        In creole-speaking communities where the lexically related metropolitan language is also spoken-- which is the case in most places--each is exposed to the other, and there is constant influence upon the creole from the colonial language. More so than the reverse, since most speakers aim for competence in the official language, and may intentionally modify their creole in that direction. In such places, we cannot really speak of a single, distinct creole at all, but of a continuum, or spectrum, of varieties that ranges from deep to those with increased interference from the colonial European language. In some places, this contact seems to have resulted in the gradual extinction of the creole, for example in parts of the Spanish-speaking Caribbean, where we have records, but no contemporary evidence of, a creole called "Habla Bozal."

        But a Creole Spanish does survive in the Maroon community of San Basilio de Palenque in the region of Cartagena, Colombia. Likewise, some of the "deepest" Black English in the United States is spoken in those parts of Louisiana which in earlier centuries were home to North American Maroon communities.

        The Jamaican Maroons also remember their own creole, which is now used only to communicate with ancestral spirits, but which was probably their everyday speech until the early part of this century. Jamaican Maroon Creole is extremely conservative in its English component, which comes so close to that of the creoles of Suriname as to suggest strongly an actual historical connection with them. The same Maroon populations have also retained some African speech as well, particularly Ashanti, spoken in the region of modern-day Ghana. Examples of Jamaican Maroon forms that have parallels in Suriname but not in general Jamaican Creole include the "be" verb na (which is a or da in Jamaican Creole), the particle sa used with verbs to indicate future tense (and which is wi or gwain in Jamaican Creole) and onti meaning "what" (Jamaican Creole has wa or wat or wara).

        The speech of the Afro-Seminoles is similarly conservative when compared with its immediate historical relative, the Gullah or Sea Islands Creole spoken along the Carolina and Georgia coast. Negation in Sea Island creole with no is now extremely rare, having been replaced with ain' or don, but it is general in Seminole, e.g., mi no yeddi um, "I didn't hear her." Similarly, the common creole grammatical marker for pluralizing nouns, i.e., by placing the word dem after them, has practically disappeared from Sea Islands Creole, but again, is normal for Seminole: enti hunnuh bin bruck di stick dem? "Didn't you break the sticks?"
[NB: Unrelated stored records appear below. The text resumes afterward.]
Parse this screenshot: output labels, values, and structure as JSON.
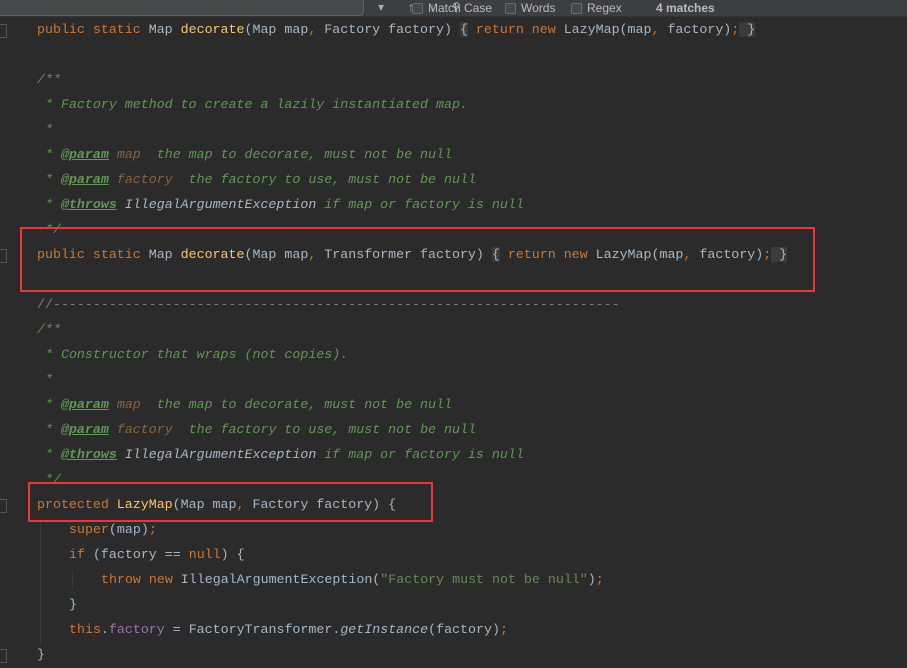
{
  "find_bar": {
    "match_case": "Match Case",
    "words": "Words",
    "regex": "Regex",
    "match_count": "4 matches"
  },
  "colors": {
    "keyword": "#cc7832",
    "function": "#ffc66d",
    "text": "#a9b7c6",
    "doc_comment": "#629755",
    "param_name": "#8a653b",
    "string": "#6a8759",
    "field": "#9876aa",
    "highlight_box": "#e8383d",
    "background": "#2b2b2b"
  },
  "lines": [
    {
      "indent": 0,
      "tokens": [
        [
          "kw",
          "public static "
        ],
        [
          "",
          "Map "
        ],
        [
          "fn",
          "decorate"
        ],
        [
          "",
          "(Map map"
        ],
        [
          "kw",
          ", "
        ],
        [
          "",
          "Factory factory) "
        ],
        [
          "br",
          "{"
        ],
        [
          "kw",
          " return new "
        ],
        [
          "",
          "LazyMap(map"
        ],
        [
          "kw",
          ", "
        ],
        [
          "",
          "factory)"
        ],
        [
          "kw",
          ";"
        ],
        [
          "br",
          " }"
        ]
      ]
    },
    {
      "indent": 0,
      "tokens": []
    },
    {
      "indent": 0,
      "tokens": [
        [
          "cm",
          "/**"
        ]
      ]
    },
    {
      "indent": 1,
      "tokens": [
        [
          "cm",
          "* Factory method to create a lazily instantiated map."
        ]
      ]
    },
    {
      "indent": 1,
      "tokens": [
        [
          "cm",
          "*"
        ]
      ]
    },
    {
      "indent": 1,
      "tokens": [
        [
          "cm",
          "* "
        ],
        [
          "tag",
          "@param"
        ],
        [
          "pn",
          " map"
        ],
        [
          "cm",
          "  the map to decorate, must not be null"
        ]
      ]
    },
    {
      "indent": 1,
      "tokens": [
        [
          "cm",
          "* "
        ],
        [
          "tag",
          "@param"
        ],
        [
          "pn",
          " factory"
        ],
        [
          "cm",
          "  the factory to use, must not be null"
        ]
      ]
    },
    {
      "indent": 1,
      "tokens": [
        [
          "cm",
          "* "
        ],
        [
          "tag",
          "@throws"
        ],
        [
          "ty",
          " IllegalArgumentException"
        ],
        [
          "cm",
          " if map or factory is null"
        ]
      ]
    },
    {
      "indent": 1,
      "tokens": [
        [
          "cm",
          "*/"
        ]
      ]
    },
    {
      "indent": 0,
      "tokens": [
        [
          "kw",
          "public static "
        ],
        [
          "",
          "Map "
        ],
        [
          "fn",
          "decorate"
        ],
        [
          "",
          "(Map map"
        ],
        [
          "kw",
          ", "
        ],
        [
          "",
          "Transformer factory) "
        ],
        [
          "br",
          "{"
        ],
        [
          "kw",
          " return new "
        ],
        [
          "",
          "LazyMap(map"
        ],
        [
          "kw",
          ", "
        ],
        [
          "",
          "factory)"
        ],
        [
          "kw",
          ";"
        ],
        [
          "br",
          " }"
        ]
      ]
    },
    {
      "indent": 0,
      "tokens": []
    },
    {
      "indent": 0,
      "tokens": [
        [
          "lc",
          "//-----------------------------------------------------------------------"
        ]
      ]
    },
    {
      "indent": 0,
      "tokens": [
        [
          "cm",
          "/**"
        ]
      ]
    },
    {
      "indent": 1,
      "tokens": [
        [
          "cm",
          "* Constructor that wraps (not copies)."
        ]
      ]
    },
    {
      "indent": 1,
      "tokens": [
        [
          "cm",
          "*"
        ]
      ]
    },
    {
      "indent": 1,
      "tokens": [
        [
          "cm",
          "* "
        ],
        [
          "tag",
          "@param"
        ],
        [
          "pn",
          " map"
        ],
        [
          "cm",
          "  the map to decorate, must not be null"
        ]
      ]
    },
    {
      "indent": 1,
      "tokens": [
        [
          "cm",
          "* "
        ],
        [
          "tag",
          "@param"
        ],
        [
          "pn",
          " factory"
        ],
        [
          "cm",
          "  the factory to use, must not be null"
        ]
      ]
    },
    {
      "indent": 1,
      "tokens": [
        [
          "cm",
          "* "
        ],
        [
          "tag",
          "@throws"
        ],
        [
          "ty",
          " IllegalArgumentException"
        ],
        [
          "cm",
          " if map or factory is null"
        ]
      ]
    },
    {
      "indent": 1,
      "tokens": [
        [
          "cm",
          "*/"
        ]
      ]
    },
    {
      "indent": 0,
      "tokens": [
        [
          "kw",
          "protected "
        ],
        [
          "fn",
          "LazyMap"
        ],
        [
          "",
          "(Map map"
        ],
        [
          "kw",
          ", "
        ],
        [
          "",
          "Factory factory) {"
        ]
      ]
    },
    {
      "indent": 4,
      "tokens": [
        [
          "kw",
          "super"
        ],
        [
          "",
          "(map)"
        ],
        [
          "kw",
          ";"
        ]
      ]
    },
    {
      "indent": 4,
      "tokens": [
        [
          "kw",
          "if "
        ],
        [
          "",
          "(factory == "
        ],
        [
          "kw",
          "null"
        ],
        [
          "",
          ") {"
        ]
      ]
    },
    {
      "indent": 8,
      "tokens": [
        [
          "kw",
          "throw new "
        ],
        [
          "",
          "IllegalArgumentException("
        ],
        [
          "str",
          "\"Factory must not be null\""
        ],
        [
          "",
          ")"
        ],
        [
          "kw",
          ";"
        ]
      ]
    },
    {
      "indent": 4,
      "tokens": [
        [
          "",
          "}"
        ]
      ]
    },
    {
      "indent": 4,
      "tokens": [
        [
          "kw",
          "this"
        ],
        [
          "",
          "."
        ],
        [
          "fld",
          "factory"
        ],
        [
          "",
          " = FactoryTransformer."
        ],
        [
          "it",
          "getInstance"
        ],
        [
          "",
          "(factory)"
        ],
        [
          "kw",
          ";"
        ]
      ]
    },
    {
      "indent": 0,
      "tokens": [
        [
          "",
          "}"
        ]
      ]
    }
  ]
}
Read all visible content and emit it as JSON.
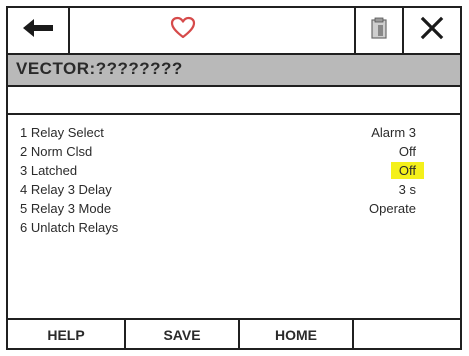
{
  "toolbar": {
    "back_icon": "left-arrow-icon",
    "favorite_icon": "heart-outline-icon",
    "clipboard_icon": "clipboard-icon",
    "close_icon": "close-icon",
    "heart_color": "#d64a4a"
  },
  "header": {
    "title": "VECTOR:????????"
  },
  "menu": {
    "items": [
      {
        "label": "1 Relay Select",
        "value": "Alarm 3"
      },
      {
        "label": "2 Norm Clsd",
        "value": "Off"
      },
      {
        "label": "3 Latched",
        "value": "Off",
        "highlight": true
      },
      {
        "label": "4 Relay 3 Delay",
        "value": "3 s"
      },
      {
        "label": "5 Relay 3 Mode",
        "value": "Operate"
      },
      {
        "label": "6 Unlatch Relays",
        "value": ""
      }
    ],
    "highlight_color": "#f4f01a"
  },
  "softkeys": {
    "help": "HELP",
    "save": "SAVE",
    "home": "HOME",
    "blank": ""
  }
}
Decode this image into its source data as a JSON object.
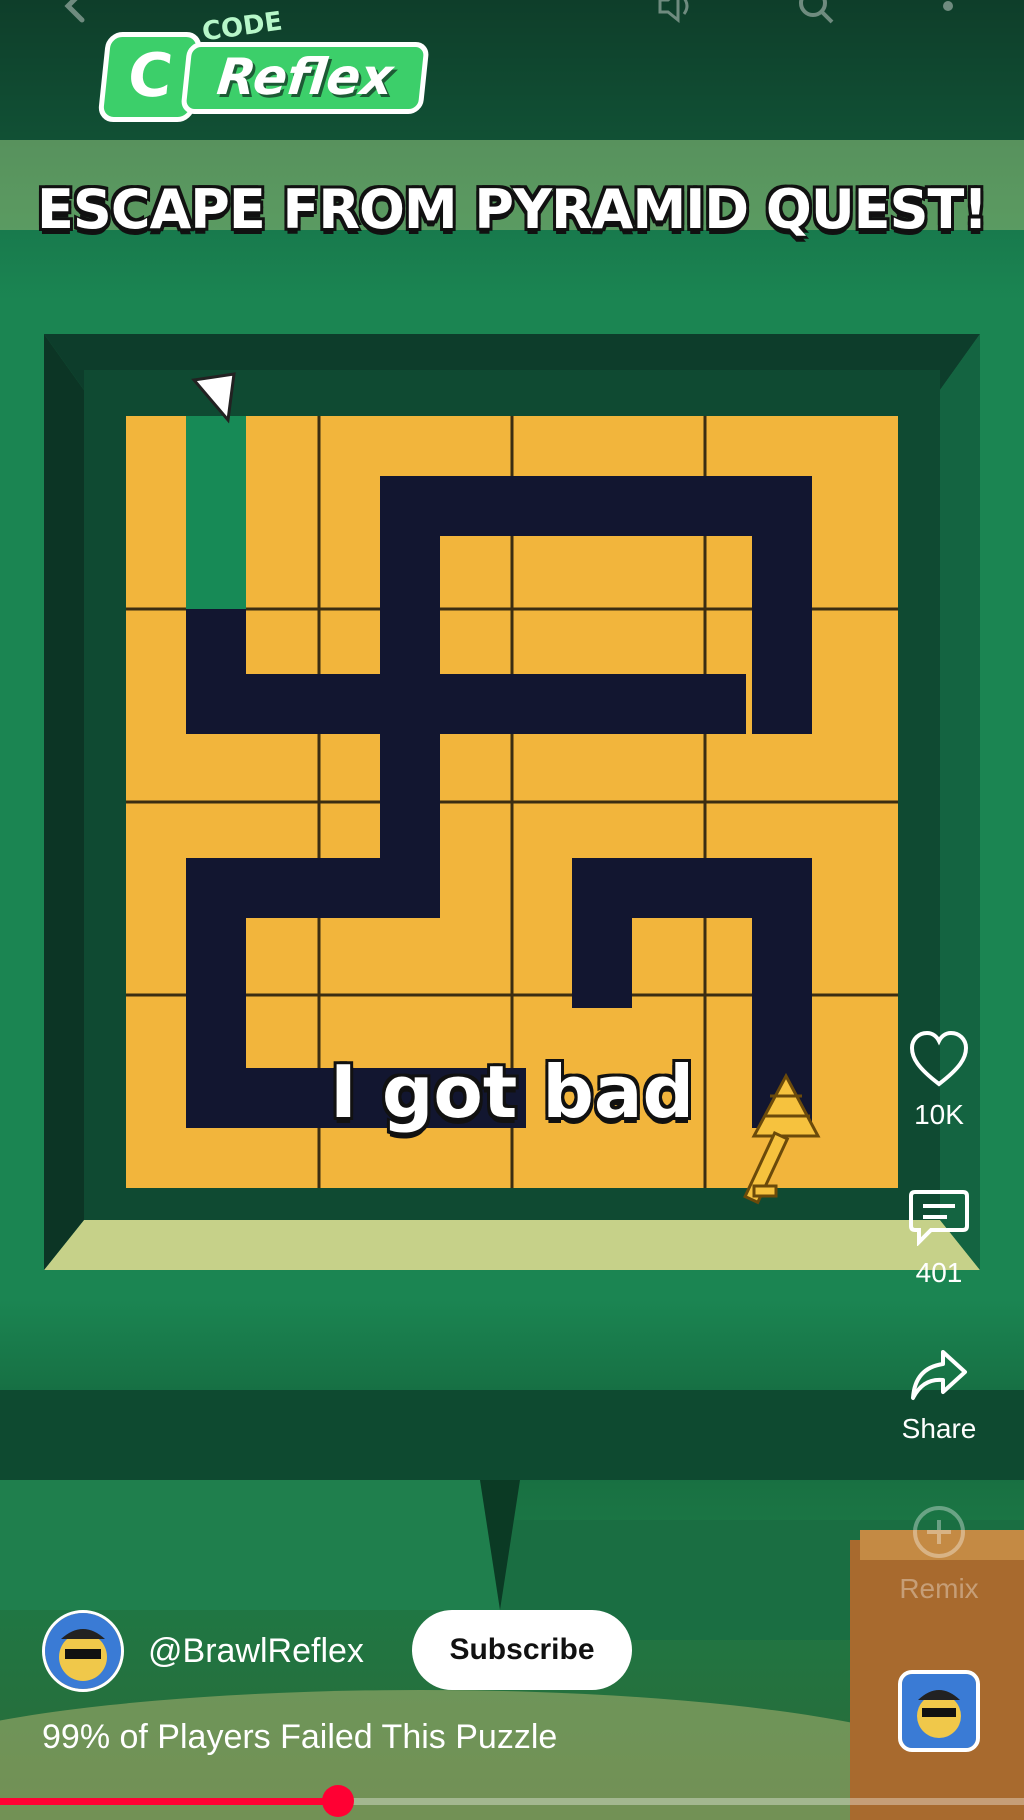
{
  "channel": {
    "logo_small": "CODE",
    "logo_letter": "C",
    "logo_word": "Reflex"
  },
  "video": {
    "title": "ESCAPE FROM PYRAMID QUEST!",
    "caption": "I got bad",
    "description": "99% of Players Failed This Puzzle",
    "progress": 0.33
  },
  "rail": {
    "likes": "10K",
    "comments": "401",
    "share": "Share",
    "remix": "Remix"
  },
  "author": {
    "handle": "@BrawlReflex",
    "subscribe": "Subscribe"
  },
  "colors": {
    "maze_wall": "#f2b53c",
    "maze_path": "#121630",
    "background": "#1b8552",
    "accent": "#ff0033"
  },
  "icons": [
    "back-icon",
    "volume-icon",
    "search-icon",
    "more-icon",
    "heart-icon",
    "comment-icon",
    "share-icon",
    "remix-icon"
  ]
}
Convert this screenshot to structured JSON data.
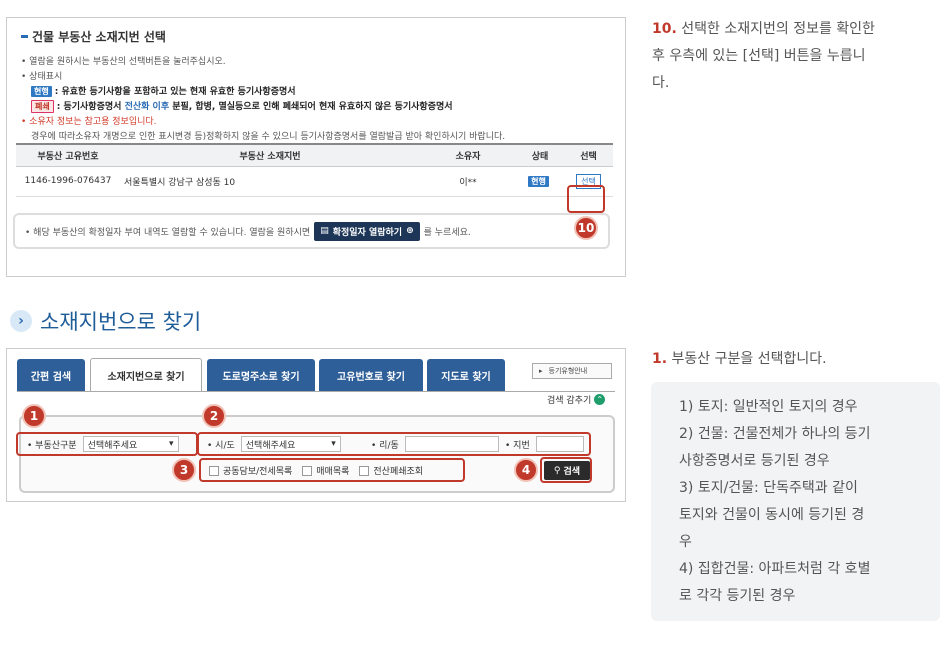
{
  "panel1": {
    "title": "건물 부동산 소재지번 선택",
    "notes": {
      "n1": "• 열람을 원하시는 부동산의 선택버튼을 눌러주십시오.",
      "n2": "• 상태표시",
      "badge_valid": "현행",
      "n3_bold": ": 유효한 등기사항을 포함하고 있는 현재 유효한 등기사항증명서",
      "badge_closed": "폐쇄",
      "n4_a": ": 등기사항증명서 ",
      "n4_b": "전산화 이후",
      "n4_c": " 분필, 합병, 멸실등으로 인해 폐쇄되어 현재 유효하지 않은 등기사항증명서",
      "n5": "• 소유자 정보는 참고용 정보입니다.",
      "n6": "경우에 따라소유자 개명으로 인한 표시변경 등)정확하지 않을 수 있으니 등기사항증명서를 열람발급 받아 확인하시기 바랍니다."
    },
    "table": {
      "headers": [
        "부동산 고유번호",
        "부동산 소재지번",
        "소유자",
        "상태",
        "선택"
      ],
      "row": {
        "id": "1146-1996-076437",
        "address": "서울특별시 강남구 삼성동 10",
        "owner": "이**",
        "status": "현행",
        "select": "선택"
      }
    },
    "step10": "10",
    "info": {
      "text_a": "• 해당 부동산의 확정일자 부여 내역도 열람할 수 있습니다. 열람을 원하시면",
      "button": "확정일자 열람하기",
      "text_b": "를 누르세요."
    }
  },
  "right1": {
    "num": "10.",
    "line1": " 선택한 소재지번의 정보를 확인한",
    "line2": "후 우측에 있는 [선택] 버튼을 누릅니",
    "line3": "다."
  },
  "section": {
    "title": "소재지번으로 찾기",
    "icon": "chevron-right-icon"
  },
  "panel2": {
    "tabs": [
      "간편 검색",
      "소재지번으로 찾기",
      "도로명주소로 찾기",
      "고유번호로 찾기",
      "지도로 찾기"
    ],
    "guide": "등기유형안내",
    "hide": "검색 감추기",
    "steps": [
      "1",
      "2",
      "3",
      "4"
    ],
    "type_label": "• 부동산구분",
    "type_value": "선택해주세요",
    "sido_label": "• 시/도",
    "sido_value": "선택해주세요",
    "ri_label": "• 리/동",
    "jibun_label": "• 지번",
    "checks": [
      "공동담보/전세목록",
      "매매목록",
      "전산폐쇄조회"
    ],
    "search": "검색"
  },
  "right2": {
    "num": "1.",
    "head": " 부동산 구분을 선택합니다.",
    "lines": [
      "1) 토지: 일반적인 토지의 경우",
      "2) 건물: 건물전체가 하나의 등기",
      "사항증명서로 등기된 경우",
      "3) 토지/건물: 단독주택과 같이",
      "토지와 건물이 동시에 등기된 경",
      "우",
      "4) 집합건물: 아파트처럼 각 호별",
      "로 각각 등기된 경우"
    ]
  },
  "colors": {
    "accent": "#c0392b",
    "tab": "#2f5f99",
    "link": "#2a6bb5"
  }
}
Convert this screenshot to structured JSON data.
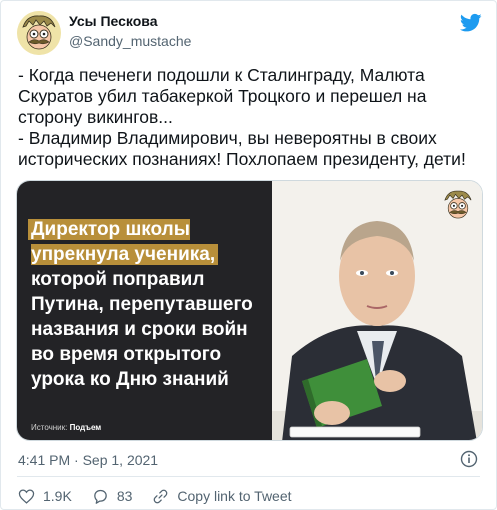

        Although the formalized study of creolized language is well over a century old, it is only in the present day that linguists have come to realize its importance in our attempts to understand the processes of language genesis and acquisition. We have also widened the scope of Creole Studies to acknowledge that other features of society besides language are subject to creolization, and we look now to this aspect in the emergence of new cultures, cuisines, musics and identities, especially within the various Maroon societies, in the post-colonial world.

 

Further Readings

Hancock, Ian. "A Preliminary Classification of the Anglophone Atlantic Creoles."
        In Pidgins and Creoles. Honolulu: University of Hawaii Press, 1987.

Holm, John. Pidgins and Creoles. Cambridge: Cambridge University Press, 1989.

Romaine, Suzanne. Pidgin and Creole Languages. London and New York: Longman, 1988.

Todd, Loreto. Modern Englishes: Pidgins and Creoles. Oxford: Basil Blackwell, 1984.


This article was originally published in the 1992 Festival of American Folklife catalogue; reprinted with permission from the Center for Folklife and Cultural Heritage of the Smithsonian Institution.


Ian Hancock is Professor of Linguistics and English at the University of Texas at Austin. His major work has been with the English-related Creoles and Romani. His pioneering work in Brackettville, Texas, revealed the fact that the Seminole Maroons of this community have maintained a distinct language, Afro-Seminole Creole, closely related to Gullah. He holds a Ph.D. from the School of Oriental and African Studies at the University of London.